Things become interesting and entertaining when we examine the 1974 Double Taxation Agreement between Poland and Pakistan. In this agreement, the board of directors from the Model Convention was interpreted by legislators in the Polish version of the DTA as a „supervisory board”. It is evident that there is a significant „lost in translation” issue, as non-executive directors would be entitled to apply Article 16 (as non-executive directors are essentially equivalent to a supervisory board in a dualistic governance model), while executive directors would not be able to utilize this provision.

There is another, related issue here. What if a certain individual was formally appointed to the „board of directors or a similar organ” of a company, but later, his appointment was deemed invalid due to procedural issues? Should his fees be considered „director’s fees” under Article 16 of the OECD Model Convention and Article 16(1) of the UN Model Convention, or not? Should it really matter for tax purposes? Should we allow tax authorities to weaponize such mistakes against taxpayers? With these questions, we can observe how jurisprudence has went astray from the plain and simple ratio legis of this provision.


The most efficient way to untangle this Gordian knot is by using Occam’s Razor


The most efficient way to untangle this Gordian knot is by using Occam’s Razor. The simplest solutions are often the most perfect. The idea behind Article 16 of the OECD MC and Article 16(1) of the UN MC is to regulate the avoidance of double taxation for individuals managing a company, who are entrusted with various statutory duties and fiduciary responsibilities towards the company.

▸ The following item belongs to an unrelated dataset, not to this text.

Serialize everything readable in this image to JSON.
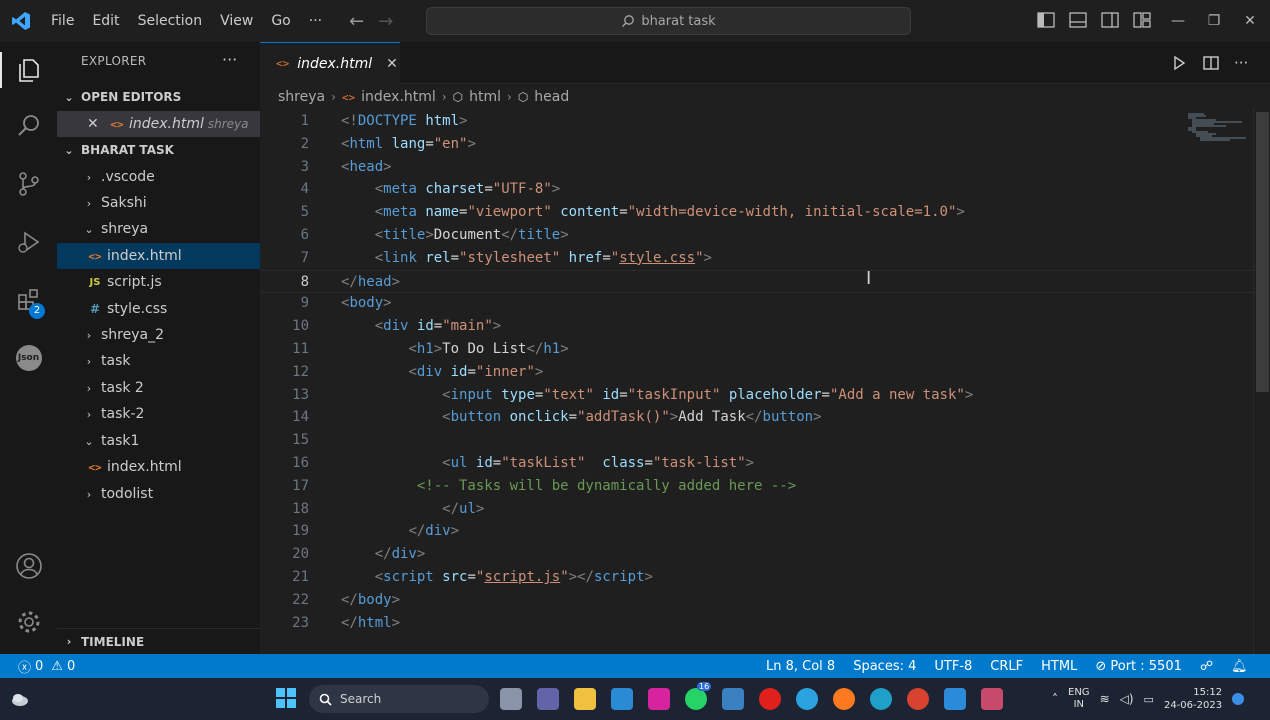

By applying the Substance-over-Form Argument, which allows courts to disregard the formalities of a disguised transaction and look at its true nature, we can conclude that we cannot discern their status if they are members of a „board of directors” (despite the absence of such a structure in certain countries’ legal systems), a Management Board, or if they are top-level managerial officials essentially acting as directors, assuming the responsibilities of directors with all its legal consequences but without formal appointment (referred to as shadow directors).


In the quest for interpretation meeting the criteria of justice and fariness


General rules of law fairness dictate that we should avoid situations in which individuals, such as shadow directors in this case, are obligated to bear the responsibilities associated with the position of director but are unable to enjoy the corresponding benefits.

If we choose to impose the burdens and obligations of a director onto shadow directors, even though they have not been formally appointed, we should not prohibit them from reaping the profits associated with acting in the capacity of a director, despite their lack of formal appointment.


Lack of precedent


In conclusion, further exploration of practical cases from legal systems around the world could provide valuable insights and guidance regarding the utilization of Article 16 of the OECD Model Convention and Article 16(1) of the UN Model Convention in the context of „shadow directors.” This issue seems to have been somewhat neglected and interpreted with a certain level of automatic repetition of theses that were formed before the concept of legal responsibility of shadow directors for running company affairs was widely accepted.

The illustration was generated by me with the gracious assistance of Artificial Intelligence.